9. Visualise your 10/10
This is a great way of discovering what your hopes/dreams/visions are and programming your unconscious mind. Write out a future ideal day/week. Don’t worry about the “how” or whether it’s realistic and don’t judge it, as this has a shutting down effect. When thinking through your ideal day, think through the following:
- *What are you doing?*
- *How are you feeling?*
- *What are you thinking?*
- *Who is there with you?*
- *What is different than now?*
10. Immerse yourself in knowledge about your subject, learn everything you can...
When I started I had no idea what I was doing. I had no marketing, business, accounting, experience, and my IT knowledge extended to MS Word!
For the first two years, I read and watched everything I could, went to networking events, asked lots of questions and found role models who were already doing what I wanted to do. I had to watch the same video on Wordpress for 3 weeks (painful) before I could build the “basic” website (obviously not basic enough!!) tough, but essential learning.
11. Be clear about your ideal clients/business and don’t worry about trying to please or appeal to everyone.
You are not going to appeal to everyone and you don’t need to. Be clear about your audience and talk to them. Recognise the value you can offer to those specific people; this will be your anchor in all that you do and is the one thing that has kept me going throughout all the challenges. The more clear and authentic you are, the easier people will be able to self-select and find you.
12. Define your vision and what successful means to you.
All of our definitions of success will be different and it’s important to be motivated by your version. Is it freedom, creativity, flexibility, automomy, connection, deep relationship, changing the world, liking yourself, variety? What do you want to have, feel, be? Meeting these personal goals, makes everything you do satisfying, regardless of the outcome.
13. Find your tribe, support network, and mentorship This has been absolutely crucial to me. Building a business, 100% there will be times when you will have doubts, you will want to give up, and wonder why you aren’t taking an easier route! It’s inevitable. Having a support network who understand the challenges that come with designing your life, is essential.

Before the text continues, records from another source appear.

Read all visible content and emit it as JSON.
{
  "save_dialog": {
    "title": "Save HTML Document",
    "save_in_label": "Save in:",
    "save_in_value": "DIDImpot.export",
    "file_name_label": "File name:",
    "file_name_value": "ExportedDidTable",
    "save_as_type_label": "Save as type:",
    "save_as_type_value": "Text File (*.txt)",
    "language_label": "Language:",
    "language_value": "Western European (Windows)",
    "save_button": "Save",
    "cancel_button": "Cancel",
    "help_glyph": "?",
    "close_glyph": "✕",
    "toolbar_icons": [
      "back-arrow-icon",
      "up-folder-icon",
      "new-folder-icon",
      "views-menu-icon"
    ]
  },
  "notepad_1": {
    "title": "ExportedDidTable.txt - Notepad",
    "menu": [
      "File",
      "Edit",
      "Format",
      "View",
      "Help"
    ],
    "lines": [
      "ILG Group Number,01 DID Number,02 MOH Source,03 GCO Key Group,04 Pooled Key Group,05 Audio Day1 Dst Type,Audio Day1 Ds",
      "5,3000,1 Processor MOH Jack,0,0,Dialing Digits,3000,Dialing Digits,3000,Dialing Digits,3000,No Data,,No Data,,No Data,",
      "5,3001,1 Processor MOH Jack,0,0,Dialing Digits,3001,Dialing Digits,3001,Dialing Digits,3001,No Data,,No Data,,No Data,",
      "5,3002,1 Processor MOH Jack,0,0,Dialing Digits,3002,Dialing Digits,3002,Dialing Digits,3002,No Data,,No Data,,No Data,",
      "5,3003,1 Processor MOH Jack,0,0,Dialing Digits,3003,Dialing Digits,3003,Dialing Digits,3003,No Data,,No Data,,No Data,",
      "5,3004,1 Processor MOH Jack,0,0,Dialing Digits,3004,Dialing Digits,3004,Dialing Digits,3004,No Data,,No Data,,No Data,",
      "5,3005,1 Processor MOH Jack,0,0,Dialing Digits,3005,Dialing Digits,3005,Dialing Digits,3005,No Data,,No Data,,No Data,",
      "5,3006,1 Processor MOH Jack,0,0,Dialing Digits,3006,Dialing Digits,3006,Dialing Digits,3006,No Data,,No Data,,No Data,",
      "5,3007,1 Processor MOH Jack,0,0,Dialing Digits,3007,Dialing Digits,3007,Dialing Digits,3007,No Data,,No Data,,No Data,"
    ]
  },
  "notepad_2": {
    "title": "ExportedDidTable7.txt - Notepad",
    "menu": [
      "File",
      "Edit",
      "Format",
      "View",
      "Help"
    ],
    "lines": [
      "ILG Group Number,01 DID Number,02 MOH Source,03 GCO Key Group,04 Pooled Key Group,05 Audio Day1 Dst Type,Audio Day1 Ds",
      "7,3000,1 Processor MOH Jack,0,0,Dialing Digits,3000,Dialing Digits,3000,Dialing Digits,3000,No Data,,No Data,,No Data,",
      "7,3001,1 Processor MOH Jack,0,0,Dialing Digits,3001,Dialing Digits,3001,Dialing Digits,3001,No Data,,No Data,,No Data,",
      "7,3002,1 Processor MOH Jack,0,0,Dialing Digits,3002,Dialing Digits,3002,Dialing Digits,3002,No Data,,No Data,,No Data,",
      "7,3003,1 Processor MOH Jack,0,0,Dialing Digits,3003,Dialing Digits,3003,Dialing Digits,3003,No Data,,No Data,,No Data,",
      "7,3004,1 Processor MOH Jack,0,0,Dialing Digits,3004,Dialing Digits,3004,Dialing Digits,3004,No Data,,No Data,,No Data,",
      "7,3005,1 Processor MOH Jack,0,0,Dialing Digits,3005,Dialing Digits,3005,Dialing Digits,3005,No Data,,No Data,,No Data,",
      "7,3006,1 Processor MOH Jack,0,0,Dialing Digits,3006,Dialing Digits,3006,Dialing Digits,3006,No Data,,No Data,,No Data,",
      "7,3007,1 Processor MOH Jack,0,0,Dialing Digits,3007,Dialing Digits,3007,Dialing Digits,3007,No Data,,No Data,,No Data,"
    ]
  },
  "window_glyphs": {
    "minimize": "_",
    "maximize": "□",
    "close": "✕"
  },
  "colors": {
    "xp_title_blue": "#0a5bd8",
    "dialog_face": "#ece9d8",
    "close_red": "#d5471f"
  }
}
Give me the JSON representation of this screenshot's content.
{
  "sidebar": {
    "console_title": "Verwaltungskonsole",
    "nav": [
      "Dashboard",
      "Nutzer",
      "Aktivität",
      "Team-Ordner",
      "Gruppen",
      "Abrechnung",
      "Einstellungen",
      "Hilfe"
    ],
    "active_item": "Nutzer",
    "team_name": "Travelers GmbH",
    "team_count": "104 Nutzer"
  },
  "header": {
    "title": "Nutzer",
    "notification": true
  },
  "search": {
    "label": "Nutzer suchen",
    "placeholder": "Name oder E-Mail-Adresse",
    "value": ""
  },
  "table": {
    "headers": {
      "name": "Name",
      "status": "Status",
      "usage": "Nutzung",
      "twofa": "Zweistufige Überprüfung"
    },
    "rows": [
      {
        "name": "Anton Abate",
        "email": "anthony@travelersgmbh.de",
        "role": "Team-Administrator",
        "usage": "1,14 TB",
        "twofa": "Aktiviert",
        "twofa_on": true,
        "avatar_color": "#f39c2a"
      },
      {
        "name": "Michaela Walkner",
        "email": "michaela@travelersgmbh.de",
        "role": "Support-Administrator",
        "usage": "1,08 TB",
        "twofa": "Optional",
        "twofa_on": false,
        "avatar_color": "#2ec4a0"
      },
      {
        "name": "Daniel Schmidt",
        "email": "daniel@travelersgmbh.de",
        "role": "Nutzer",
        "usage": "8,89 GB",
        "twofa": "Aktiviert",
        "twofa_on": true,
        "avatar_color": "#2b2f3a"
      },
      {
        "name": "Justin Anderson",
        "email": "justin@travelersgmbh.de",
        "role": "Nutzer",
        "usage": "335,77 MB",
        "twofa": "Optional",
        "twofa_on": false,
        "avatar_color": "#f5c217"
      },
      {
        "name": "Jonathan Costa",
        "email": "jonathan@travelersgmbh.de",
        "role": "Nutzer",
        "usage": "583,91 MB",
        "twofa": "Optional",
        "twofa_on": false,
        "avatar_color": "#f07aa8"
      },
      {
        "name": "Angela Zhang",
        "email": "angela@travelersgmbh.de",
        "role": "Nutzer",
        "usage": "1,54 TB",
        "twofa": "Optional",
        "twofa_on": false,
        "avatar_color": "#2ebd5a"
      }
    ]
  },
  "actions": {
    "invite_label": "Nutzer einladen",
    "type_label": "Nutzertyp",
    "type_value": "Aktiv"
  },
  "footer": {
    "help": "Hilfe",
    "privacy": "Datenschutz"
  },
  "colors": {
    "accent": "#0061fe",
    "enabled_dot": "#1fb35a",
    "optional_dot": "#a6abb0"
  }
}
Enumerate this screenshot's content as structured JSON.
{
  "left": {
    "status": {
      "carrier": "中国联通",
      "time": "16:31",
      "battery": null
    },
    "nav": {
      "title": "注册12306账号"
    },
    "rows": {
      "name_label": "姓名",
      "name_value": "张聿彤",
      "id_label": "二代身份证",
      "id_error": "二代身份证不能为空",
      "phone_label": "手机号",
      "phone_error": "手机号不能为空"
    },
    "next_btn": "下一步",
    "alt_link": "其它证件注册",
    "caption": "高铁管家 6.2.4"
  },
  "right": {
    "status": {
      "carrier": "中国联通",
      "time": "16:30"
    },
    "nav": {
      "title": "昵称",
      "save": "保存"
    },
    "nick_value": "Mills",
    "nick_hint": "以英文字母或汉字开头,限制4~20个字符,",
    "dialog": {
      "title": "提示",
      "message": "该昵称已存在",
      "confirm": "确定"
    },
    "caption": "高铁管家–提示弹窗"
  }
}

I have business coaching, monthly supervision, and have a wonderful group of people who are my business go-to. Don’t be afraid to ask for help, and share in others wisdom.
14. Find behaviours/routines that fill you up, build resilience that help you keep going
If you do not have things in place that replenish you, no matter how passionate and enthusiastic, you are going to end up burnt-out, exhausted and stressed.
I know because I’ve periodically gone through crises until I changed!
15. Stick to a couple of marketing techniques rather than trying to do them all at once and deliver good, consistent content
There are so many mediums now to market yourself that it can be overwhelming. Just choose a couple and put your emphasis on valuable content instead that’s consistent. Hootsuite is a great app that allows you to forward date your posts, it’s been a great help to me.
16. Enjoy the ride and let the experience expand you
Don’t fixate on outcomes, figures, likes and followers; this is not a true reflection of how successful you are. Even if your dream doesn’t come to fruition in the way you had imagined, it doesn’t matter. The process of building something from the ground up in whatever context, will test, challenge, and reveal things that you had no idea of. It will take you to places you hadn’t imagined. You will meet people who you may have had no other way of coming into contact with.
As you internally expand, your external world will expand with you and everything becomes a little more possible.
Dream big, enjoy the ride.
Ismene Cole uses a blend of counselling and coaching to help her clients understand the "why" and the "how to move forward". She is passionate about helping her clients achieve their greatest potential and creating the life they deserve. **If you would like to connect with Ismene, you can contact her directly throug her profile here.**